The oceans and seas are facing the threats of biodiversity loss and species extinction. As a vital part of the planet’s ecosystems, implementing effective and measurable conservation efforts for oceans and seas is critical. The International Union for Conservation of Nature (IUCN) launched new metrics to help quantify progress in ocean conservation to achieve global ocean biodiversity targets.
Marine Biodiversity Loss & Species Extinction
The oceans are home to thousands of species of animals, plants, and microorganisms. Unfortunately, many are on the brink of decline and extinction due to multiple issues, such as pollution, habitat destruction and loss, and unsustainable fishing. In 2022, the IUCN assessment found that over 1,550 marine animals and plants were at risk of extinction.
Actions are needed to halt marine biodiversity loss. Governments, businesses, organizations, and civil society stakeholders must implement effective and measurable efforts to create meaningful progress to address this issue. The IUCN’s newest metric, the Species Threat Abatement and Restoration (STAR), aims to help stakeholders quantify how much their actions can minimize risks to biodiversity and species and support the global goals for ocean conservation.
IUCN’s Marine STAR
The Species Threat Abatement and Restoration (STAR) metric was first launched in 2021 to measure potential actions in terrestrial areas. Now, the metric has been expanded to cover marine areas as well. It uses existing data of 1,646 species from the IUCN Red List of Threatened Species™ to identify potential areas where actions and mitigation efforts can be implemented to reduce species extinction risk.

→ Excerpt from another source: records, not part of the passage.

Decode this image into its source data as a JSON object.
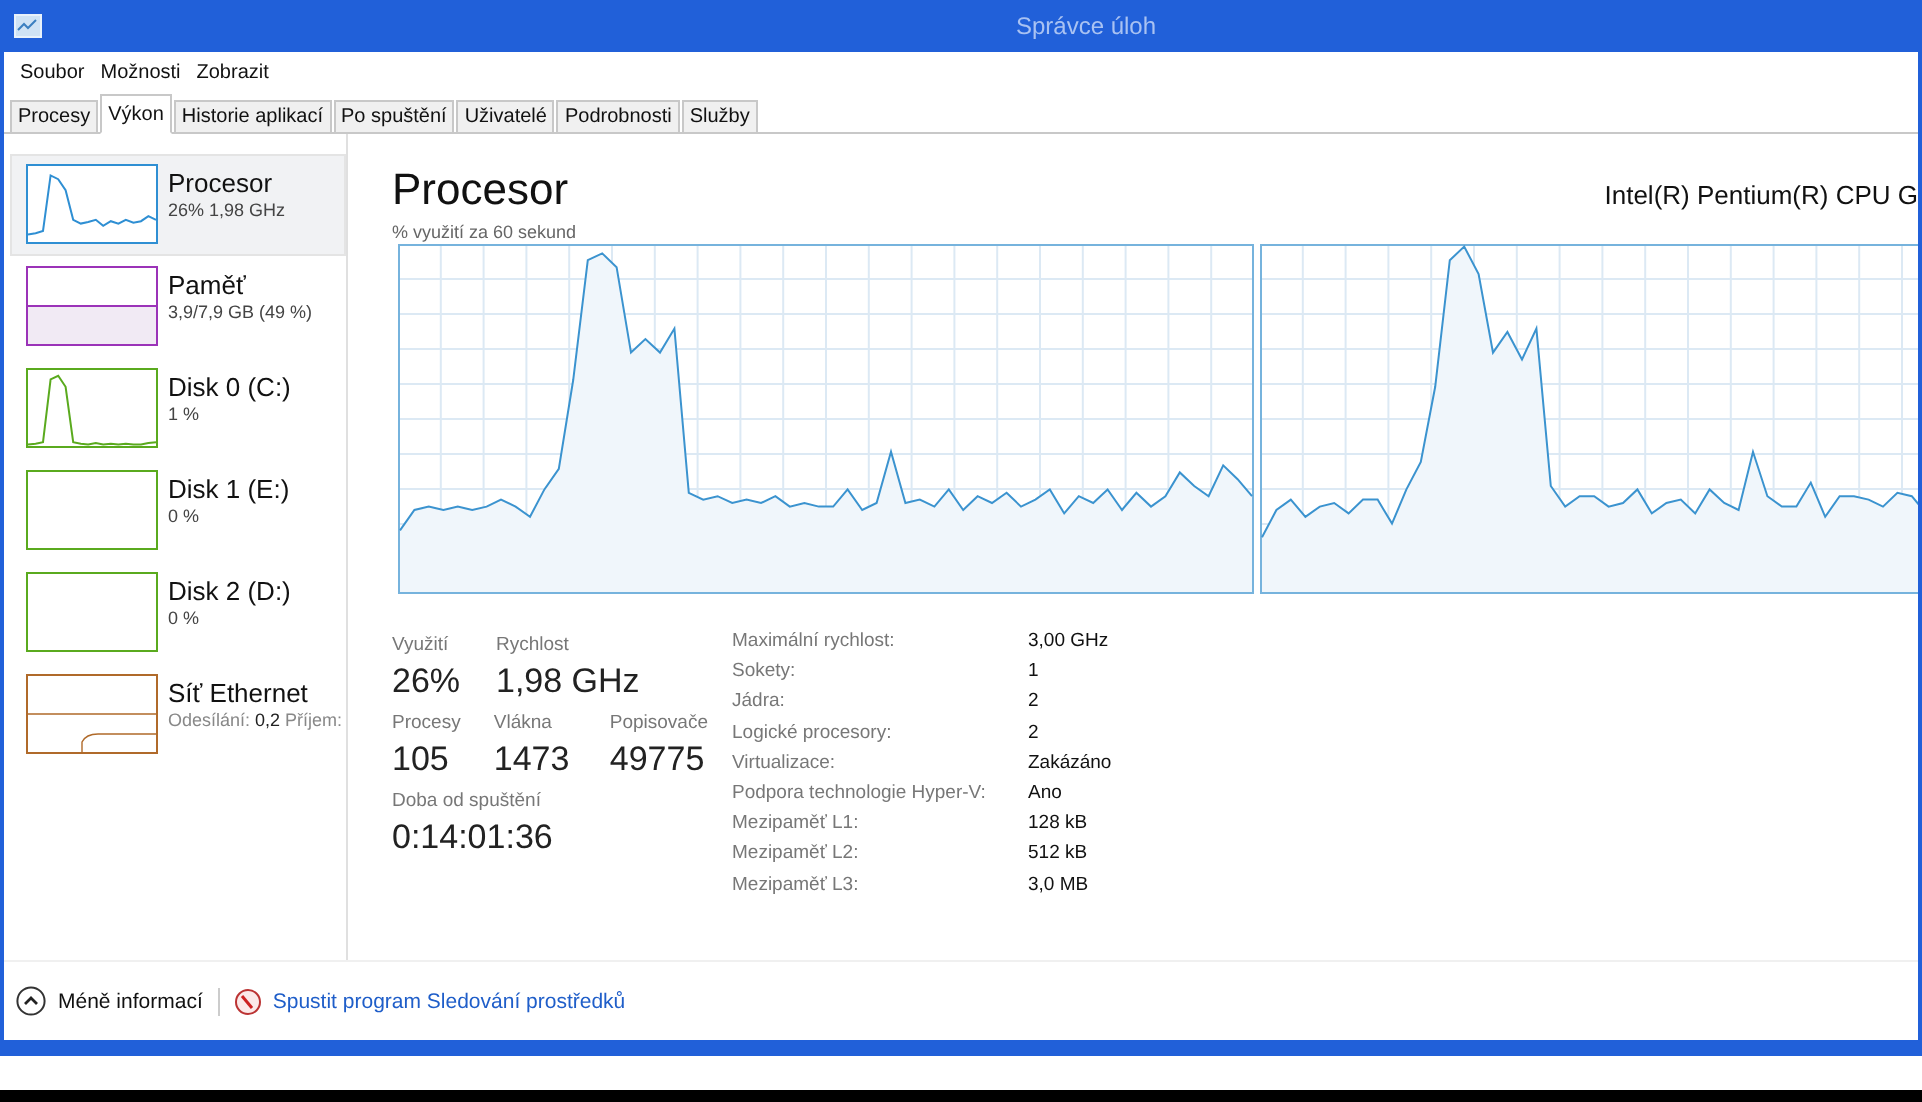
{
  "window": {
    "title": "Správce úloh"
  },
  "menu": [
    "Soubor",
    "Možnosti",
    "Zobrazit"
  ],
  "tabs": [
    {
      "label": "Procesy",
      "selected": false
    },
    {
      "label": "Výkon",
      "selected": true
    },
    {
      "label": "Historie aplikací",
      "selected": false
    },
    {
      "label": "Po spuštění",
      "selected": false
    },
    {
      "label": "Uživatelé",
      "selected": false
    },
    {
      "label": "Podrobnosti",
      "selected": false
    },
    {
      "label": "Služby",
      "selected": false
    }
  ],
  "sidebar": {
    "items": [
      {
        "name": "Procesor",
        "detail": "26% 1,98 GHz",
        "color": "#2f8fd3",
        "selected": true
      },
      {
        "name": "Paměť",
        "detail": "3,9/7,9 GB (49 %)",
        "color": "#9b33b8",
        "selected": false
      },
      {
        "name": "Disk 0 (C:)",
        "detail": "1 %",
        "color": "#5aaa1e",
        "selected": false
      },
      {
        "name": "Disk 1 (E:)",
        "detail": "0 %",
        "color": "#5aaa1e",
        "selected": false
      },
      {
        "name": "Disk 2 (D:)",
        "detail": "0 %",
        "color": "#5aaa1e",
        "selected": false
      },
      {
        "name": "Síť Ethernet",
        "detail": "Odesílání: **0,2** Příjem:",
        "color": "#b06a2a",
        "selected": false
      }
    ]
  },
  "main": {
    "title": "Procesor",
    "model": "Intel(R) Pentium(R) CPU G",
    "graph_caption": "% využití za 60 sekund",
    "stats": [
      [
        {
          "label": "Využití",
          "value": "26%"
        },
        {
          "label": "Rychlost",
          "value": "1,98 GHz"
        }
      ],
      [
        {
          "label": "Procesy",
          "value": "105"
        },
        {
          "label": "Vlákna",
          "value": "1473"
        },
        {
          "label": "Popisovače",
          "value": "49775"
        }
      ],
      [
        {
          "label": "Doba od spuštění",
          "value": "0:14:01:36"
        }
      ]
    ],
    "specs": [
      {
        "label": "Maximální rychlost:",
        "value": "3,00 GHz"
      },
      {
        "label": "Sokety:",
        "value": "1"
      },
      {
        "label": "Jádra:",
        "value": "2"
      },
      {
        "label": "Logické procesory:",
        "value": "2"
      },
      {
        "label": "Virtualizace:",
        "value": "Zakázáno"
      },
      {
        "label": "Podpora technologie Hyper-V:",
        "value": "Ano"
      },
      {
        "label": "Mezipaměť L1:",
        "value": "128 kB"
      },
      {
        "label": "Mezipaměť L2:",
        "value": "512 kB"
      },
      {
        "label": "Mezipaměť L3:",
        "value": "3,0 MB"
      }
    ]
  },
  "footer": {
    "less": "Méně informací",
    "link": "Spustit program Sledování prostředků"
  }
}
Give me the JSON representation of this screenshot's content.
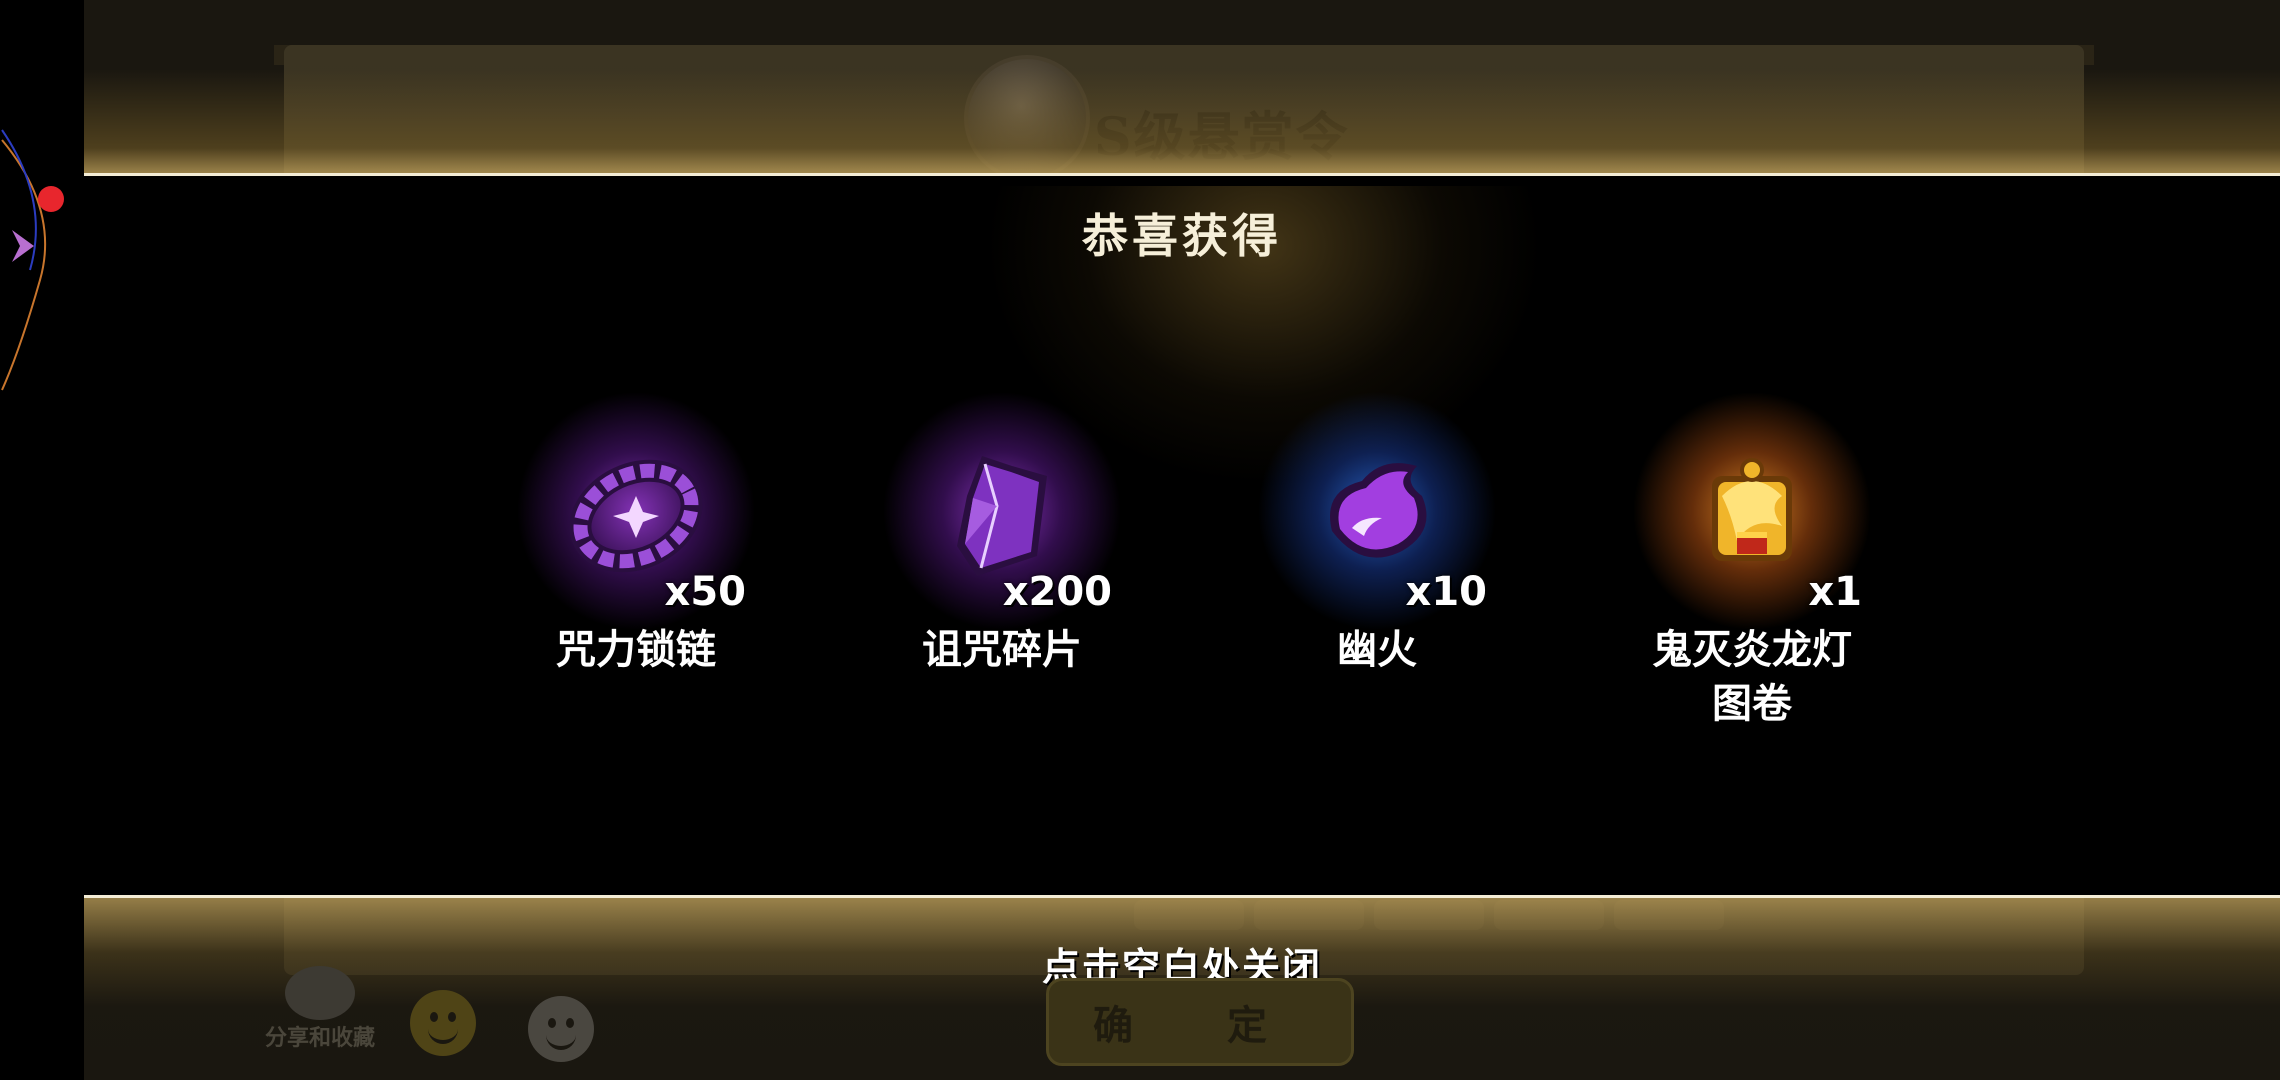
{
  "background": {
    "bounty_title": "S级悬赏令",
    "confirm_label": "确 定",
    "share_label": "分享和收藏"
  },
  "reward_panel": {
    "title": "恭喜获得",
    "items": [
      {
        "name": "咒力锁链",
        "quantity": "x50",
        "icon": "purple-chain-icon",
        "glow_color": "#9b3bd6"
      },
      {
        "name": "诅咒碎片",
        "quantity": "x200",
        "icon": "purple-crystal-shard-icon",
        "glow_color": "#9b3bd6"
      },
      {
        "name": "幽火",
        "quantity": "x10",
        "icon": "purple-ghost-fire-icon",
        "glow_color": "#2f6fe0"
      },
      {
        "name": "鬼灭炎龙灯\n图卷",
        "quantity": "x1",
        "icon": "golden-dragon-lantern-scroll-icon",
        "glow_color": "#e07a1e"
      }
    ],
    "close_hint": "点击空白处关闭"
  },
  "colors": {
    "accent_line": "#f4edd6",
    "purple_glow": "#9b3bd6",
    "blue_glow": "#2f6fe0",
    "orange_glow": "#e07a1e"
  }
}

The metric aims to facilitate governments, businesses, and organizations to gain a better understanding of how their actions are contributing to global efforts to halt marine biodiversity loss, including the Kunming-Montreal Global Biodiversity Framework (GBF)’s goal of conserving 30% of land, waters, and seas by 2030.
“Effectively halting [marine] biodiversity loss requires quantifying how protected areas contribute to biodiversity conservation and targeting the specific actions which would deliver genuine benefits for biodiversity,” said IUCN experts. “The production of appropriate marine biodiversity metrics and tools is therefore crucial to engage with and guide decision-makers, businesses, and civil society.”
Ways Forward in Ocean Conservation Efforts
As the threats of climate change and other crises are growing, every key stakeholder must take action to support ocean conservation efforts. This includes scaling up existing initiatives and implementing innovations through collaborations and technologies. Therefore, the IUCN’s STAR metric will hopefully help drive concrete actions and meaningful progress from these key actors to protect and conserve our oceans and seas.
Madina is the Assistant Manager for Program at Green Network Asia. She is an English major graduate from Universitas Indonesia with two years of professional experience in editorial and creative writing, researching, editing, and creating content.